The Big Year
Evidently someone forgot to inform David Frankel he was directing a comedy. The memo seems to have also slipped past screenwriter Howard Franklin, who found a way to leave out any laugh inducing scenes or dialogue from a script that would probably take as long to read as it did to write.
"Inspired" by Mark Obmascik's book about a year he spent indulging in a bird-watching competition, "The Big Year" starts out at a huge deficit considering that 99.9% of the movie-going public know nothing about the hobby of "birding" and could care even less. But that's what the story's about, so here we go. Stu (Steve Martin), Brad (Jack Black) and Kenny "Bostick" (Owen Wilson) share a common love of traveling the globe to catch a glimpse of every species of bird they can possibly lay eyes on. What separates the one-track-minded Bostick from the other two birders is that he holds the world record for tracking down 732 bird species in the course of a single year. Bostick is the champ. He’s an asshole, but he’s the guy to beat. Based on the honor system, the British-invented bird-watching competition calls upon its participants to keep count of the species each witnesses or hears—that’s right, even just hearing the call of a particular bird does the job.

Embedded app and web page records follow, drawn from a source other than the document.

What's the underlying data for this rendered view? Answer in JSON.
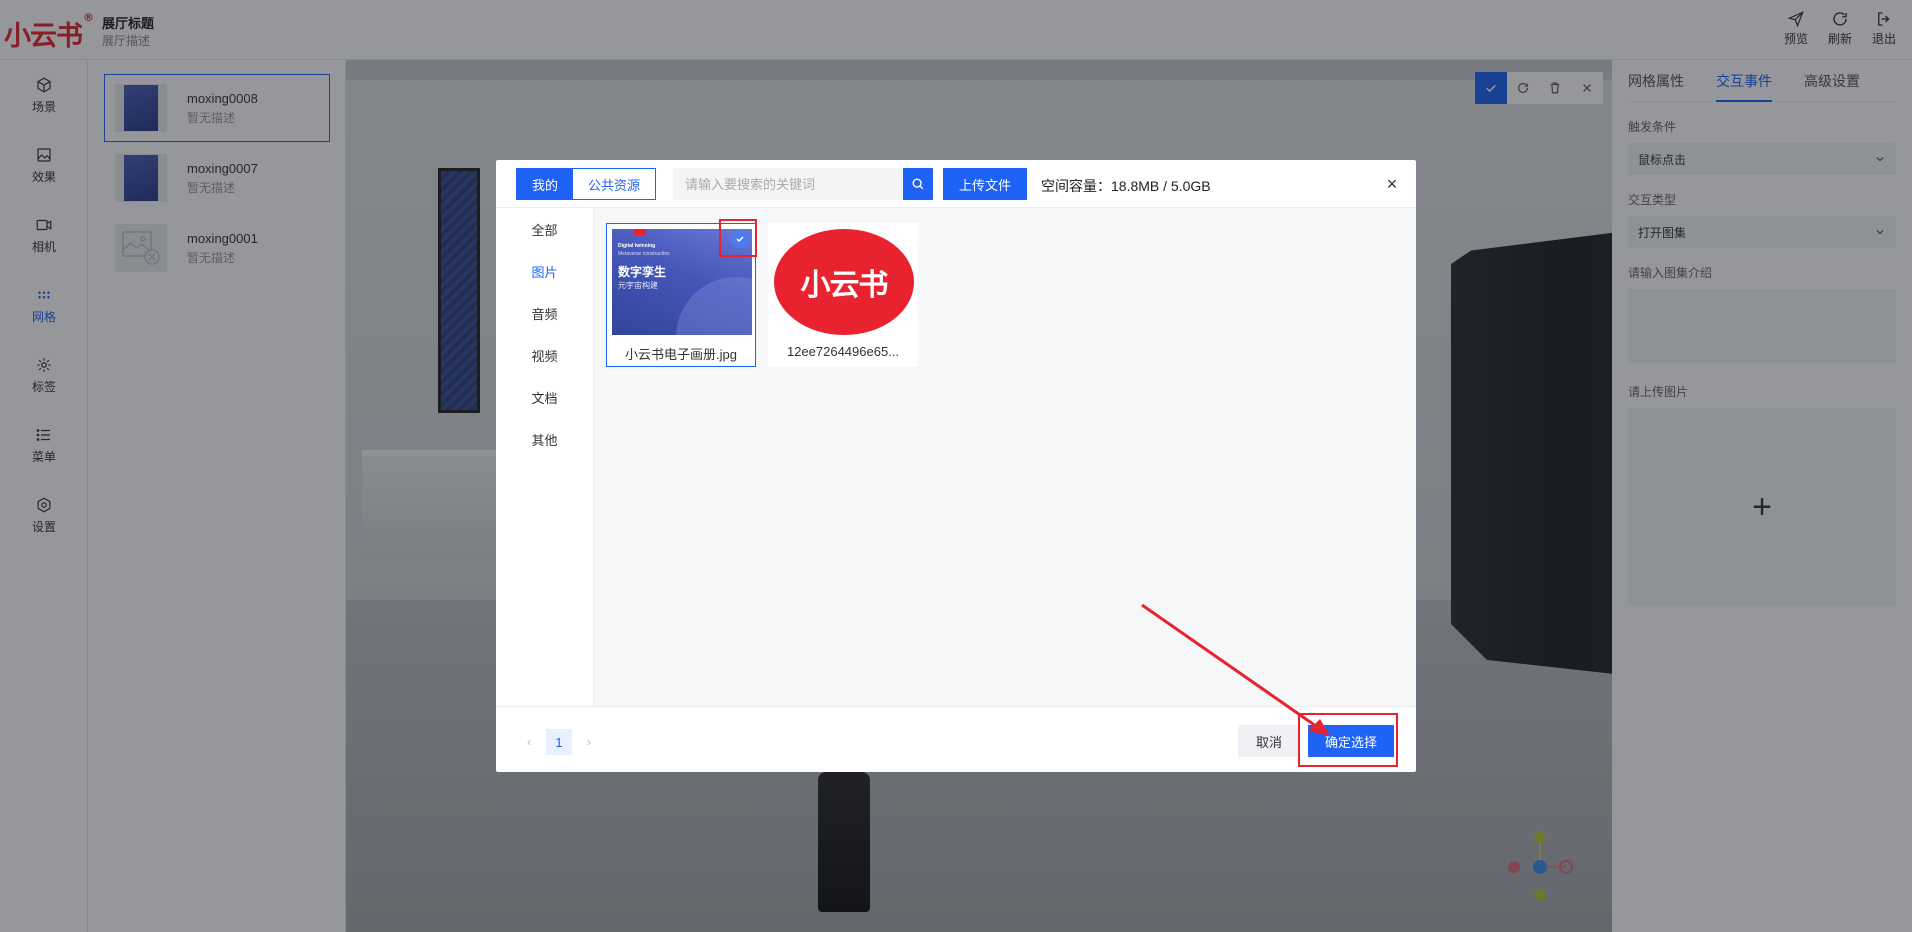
{
  "header": {
    "logo_text": "小云书",
    "logo_mark": "®",
    "title": "展厅标题",
    "description": "展厅描述",
    "actions": [
      {
        "label": "预览",
        "icon": "send-icon"
      },
      {
        "label": "刷新",
        "icon": "refresh-icon"
      },
      {
        "label": "退出",
        "icon": "logout-icon"
      }
    ]
  },
  "nav": [
    {
      "label": "场景",
      "icon": "cube-icon"
    },
    {
      "label": "效果",
      "icon": "image-effect-icon"
    },
    {
      "label": "相机",
      "icon": "camera-icon"
    },
    {
      "label": "网格",
      "icon": "grid-dots-icon",
      "active": true
    },
    {
      "label": "标签",
      "icon": "tag-icon"
    },
    {
      "label": "菜单",
      "icon": "menu-icon"
    },
    {
      "label": "设置",
      "icon": "settings-icon"
    }
  ],
  "models": [
    {
      "name": "moxing0008",
      "desc": "暂无描述",
      "selected": true
    },
    {
      "name": "moxing0007",
      "desc": "暂无描述"
    },
    {
      "name": "moxing0001",
      "desc": "暂无描述"
    }
  ],
  "right_panel": {
    "tabs": [
      "网格属性",
      "交互事件",
      "高级设置"
    ],
    "active_tab": "交互事件",
    "trigger_label": "触发条件",
    "trigger_value": "鼠标点击",
    "type_label": "交互类型",
    "type_value": "打开图集",
    "intro_label": "请输入图集介绍",
    "upload_label": "请上传图片",
    "upload_plus": "+"
  },
  "dialog": {
    "seg_mine": "我的",
    "seg_public": "公共资源",
    "search_placeholder": "请输入要搜索的关键词",
    "upload_button": "上传文件",
    "capacity": "空间容量：18.8MB / 5.0GB",
    "close": "×",
    "categories": [
      "全部",
      "图片",
      "音频",
      "视频",
      "文档",
      "其他"
    ],
    "active_category": "图片",
    "files": [
      {
        "name": "小云书电子画册.jpg",
        "selected": true,
        "cover_line1": "Digital twinning",
        "cover_line2": "Metaverse construction",
        "cover_title": "数字孪生",
        "cover_sub": "元宇宙构建"
      },
      {
        "name": "12ee7264496e65...",
        "selected": false,
        "logo_text": "小云书"
      }
    ],
    "page": "1",
    "cancel": "取消",
    "confirm": "确定选择"
  },
  "colors": {
    "primary": "#1e63f5",
    "brand_red": "#e8232f",
    "annotation_red": "#e8232f"
  }
}
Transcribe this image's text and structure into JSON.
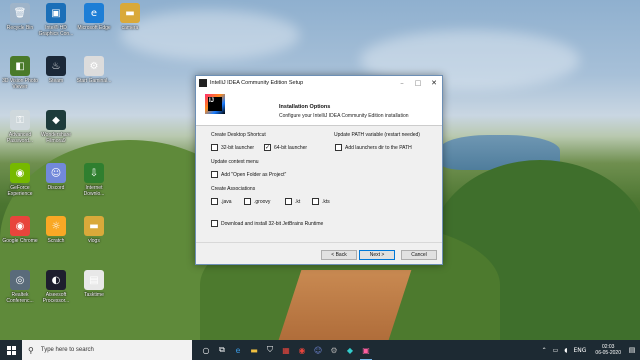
{
  "desktop_icons": [
    {
      "label": "Recycle Bin",
      "icon": "recycle-bin-icon",
      "color": "#9fb4c9",
      "glyph": "🗑"
    },
    {
      "label": "Intel® HD Graphics Con...",
      "icon": "intel-graphics-icon",
      "color": "#1b6fb8",
      "glyph": "▣"
    },
    {
      "label": "Microsoft Edge",
      "icon": "edge-icon",
      "color": "#1d7ed6",
      "glyph": "e"
    },
    {
      "label": "camera",
      "icon": "folder-icon",
      "color": "#d9a93a",
      "glyph": "▬"
    },
    {
      "label": "3D Vision Photo Viewer",
      "icon": "3d-vision-icon",
      "color": "#4a7a2a",
      "glyph": "◧"
    },
    {
      "label": "Steam",
      "icon": "steam-icon",
      "color": "#1b2838",
      "glyph": "♨"
    },
    {
      "label": "Start Gaminal...",
      "icon": "start-gaming-icon",
      "color": "#dcdcdc",
      "glyph": "⚙"
    },
    {
      "label": "Advanced Password...",
      "icon": "password-icon",
      "color": "#cfd8dc",
      "glyph": "⚿"
    },
    {
      "label": "Wondershare Filmora9",
      "icon": "filmora-icon",
      "color": "#1d3b3b",
      "glyph": "◆"
    },
    {
      "label": "GeForce Experience",
      "icon": "geforce-icon",
      "color": "#76b900",
      "glyph": "◉"
    },
    {
      "label": "Discord",
      "icon": "discord-icon",
      "color": "#7289da",
      "glyph": "☺"
    },
    {
      "label": "Internet Downlo...",
      "icon": "idm-icon",
      "color": "#2f7f2f",
      "glyph": "⇩"
    },
    {
      "label": "Google Chrome",
      "icon": "chrome-icon",
      "color": "#e8453c",
      "glyph": "◉"
    },
    {
      "label": "Scratch",
      "icon": "scratch-icon",
      "color": "#f9a825",
      "glyph": "☼"
    },
    {
      "label": "vlogs",
      "icon": "folder-icon",
      "color": "#d9a93a",
      "glyph": "▬"
    },
    {
      "label": "Realtek Conferenc...",
      "icon": "realtek-icon",
      "color": "#5a6b7a",
      "glyph": "◎"
    },
    {
      "label": "Aiseesoft Processor...",
      "icon": "aiseesoft-icon",
      "color": "#1e1e2e",
      "glyph": "◐"
    },
    {
      "label": "Tasktime",
      "icon": "file-icon",
      "color": "#e8e8e8",
      "glyph": "▤"
    }
  ],
  "dialog": {
    "title": "IntelliJ IDEA Community Edition Setup",
    "logo_text": "IJ",
    "header_title": "Installation Options",
    "header_subtitle": "Configure your IntelliJ IDEA Community Edition installation",
    "sections": {
      "shortcut": "Create Desktop Shortcut",
      "path": "Update PATH variable (restart needed)",
      "context": "Update context menu",
      "assoc": "Create Associations"
    },
    "checkboxes": {
      "bit32": {
        "label": "32-bit launcher",
        "checked": false
      },
      "bit64": {
        "label": "64-bit launcher",
        "checked": true
      },
      "add_path": {
        "label": "Add launchers dir to the PATH",
        "checked": false
      },
      "open_folder": {
        "label": "Add \"Open Folder as Project\"",
        "checked": false
      },
      "java": {
        "label": ".java",
        "checked": false
      },
      "groovy": {
        "label": ".groovy",
        "checked": false
      },
      "kt": {
        "label": ".kt",
        "checked": false
      },
      "kts": {
        "label": ".kts",
        "checked": false
      },
      "jbr": {
        "label": "Download and install 32-bit JetBrains Runtime",
        "checked": false
      }
    },
    "buttons": {
      "back": "< Back",
      "next": "Next >",
      "cancel": "Cancel"
    }
  },
  "taskbar": {
    "search_placeholder": "Type here to search",
    "language": "ENG",
    "time": "02:03",
    "date": "06-05-2020"
  }
}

Even though our three bird-lovers keep meeting up with each other, and the 25 or so other bird-nerds engaged in running off to remote regions whenever a particular sighting is announced through their back-channels of information, they pretend not be working on a "Big Year." Such is the intrigue of the drama. Snooze. Oh there's plenty of boring subplot stuff about Bostick's get-pregnant-crazy wife Jessica (Rosamund Pike), and Brad's romantic pursuit of fellow birder Ellie (Rashida Jones), but there's nothing here to hang your hat on.
What’s most surprising is what short-shrift the filmmakers give to the birds, which is ostensibly the one thing the film’s potential 120 person target-audience would go see the movie for in the first place.
“The Big Year” won’t make you laugh. It won’t make you care anymore about birds than you already do, or don’t. The only thing the movie does is raise a question about the sanity of everyone involved with making the picture in the first place. It might not be in the running for the worst Hollywood movie of 2011, but then again it might.
Rated PG. 100 mins. (D) (One Star - out of five/no halves)